Despite recent growth in the tourism sector, Cuba's economic outlook remains challenging following climate and commodity price shocks, and negative spillovers from the economic crisis in Venezuela. The country has been hit by two major hurricanes since late-2016. This caused widespread destruction and affected economic activity. Agriculture, food production, construction and healthcare likely posted a significant contraction owing to the various shocks faced by the economy. Key export prices for nickel have recovered but remain short of the highs achieved in 2008 and 2011, and sugar prices remain near 2015 lows.
Moody's estimates that the Cuban economy contracted 0.9% in 2016 despite a 13.3% increase in visitor arrivals. Moody's forecasts that the economy will contract once again in 2017 by 0.5% before returning to moderate growth of 1.1% in 2018. Nevertheless, prospects for recovery remain fragile and the upcoming political transition will limit the pace of reforms that could support economic recovery.
President Raul Castro will step down at the end of his second five year term in February 2018. This will be the first time since 1959 that a member of the Castro family will not rule Cuba, potentially posing risks to political stability and increasing uncertainty over economic policy and prospects.
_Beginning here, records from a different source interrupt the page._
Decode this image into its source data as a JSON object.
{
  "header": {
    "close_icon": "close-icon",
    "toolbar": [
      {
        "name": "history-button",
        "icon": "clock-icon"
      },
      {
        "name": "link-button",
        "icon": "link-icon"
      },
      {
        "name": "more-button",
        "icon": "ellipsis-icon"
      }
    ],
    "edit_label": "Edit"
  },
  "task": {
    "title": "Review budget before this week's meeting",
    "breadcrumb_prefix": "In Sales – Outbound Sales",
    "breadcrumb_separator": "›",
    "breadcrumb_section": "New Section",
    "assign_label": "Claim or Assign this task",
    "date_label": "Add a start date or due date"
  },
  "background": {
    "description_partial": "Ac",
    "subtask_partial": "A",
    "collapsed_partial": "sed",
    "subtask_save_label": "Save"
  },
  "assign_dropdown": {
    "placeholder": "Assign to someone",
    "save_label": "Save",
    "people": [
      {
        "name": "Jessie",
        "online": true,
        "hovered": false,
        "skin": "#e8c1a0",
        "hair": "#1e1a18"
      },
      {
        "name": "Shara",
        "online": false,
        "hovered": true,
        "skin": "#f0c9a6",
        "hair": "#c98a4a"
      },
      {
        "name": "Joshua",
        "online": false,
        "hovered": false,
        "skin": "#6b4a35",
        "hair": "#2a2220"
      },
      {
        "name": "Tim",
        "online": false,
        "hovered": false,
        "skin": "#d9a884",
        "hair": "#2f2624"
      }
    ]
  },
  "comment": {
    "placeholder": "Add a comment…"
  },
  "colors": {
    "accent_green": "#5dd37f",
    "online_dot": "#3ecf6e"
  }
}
Moody's believes that risks to economic liberalization are substantial given the state's wavering commitment to private enterprise and Cuba's lack of experience with implementation of market policies.
WHAT COULD MOVE THE RATING UP/DOWN
There could be upward pressure on Cuba's rating if there is a further easing of US economic sanctions or domestic reforms that have a material impact on Cuba's economic prospects. More clarity over the political transition at the end of President Raul Castro's current term would ease concerns over political and social instability. Enhanced data timeliness and transparency would also be credit positive.
Conversely, evidence of increased stress on Cuba's external finances along with deteriorating economic prospects due to external shocks or reform reversal would result in downward pressure on Cuba's rating.
GDP per capita (PPP basis, US$): $7,700 (2016 Actual) (also known as Per Capita Income)
Real GDP growth (% change): -0.9% (2016 Actual) (also known as GDP Growth)
Inflation Rate (CPI, % change Dec/Dec): 3.1% (2016 Actual)
Gen. Gov. Financial Balance/GDP: -6.8% (2016 Actual) (also known as Fiscal Balance)
Current Account Balance/GDP: 0.7% (2016 Actual) (also known as External Balance)
External debt/GDP: 23.4% (2016 Actual)
Level of economic development: Low level of economic resilience
Default history: No default events (on bonds or loans) have been recorded since 1983.
Note: Numbers have been updated to 2016 (from 2014), which is what was used for committee purposes.
On 06 November 2017, a rating committee was called to discuss the rating of the Cuba, Government of. The main points raised during the discussion were: The issuer's economic fundamentals, including its economic strength, have materially decreased. The issuer's institutional strength/ framework, have not materially changed. The issuer's governance and/or management, have not materially changed.
The principal methodology used in these ratings was Sovereign Bond Ratings published in December 2016. Please see the Rating Methodologies page on www.moodys.com for a copy of this methodology.
The weighting of all rating factors is described in the methodology used in this credit rating action, if applicable.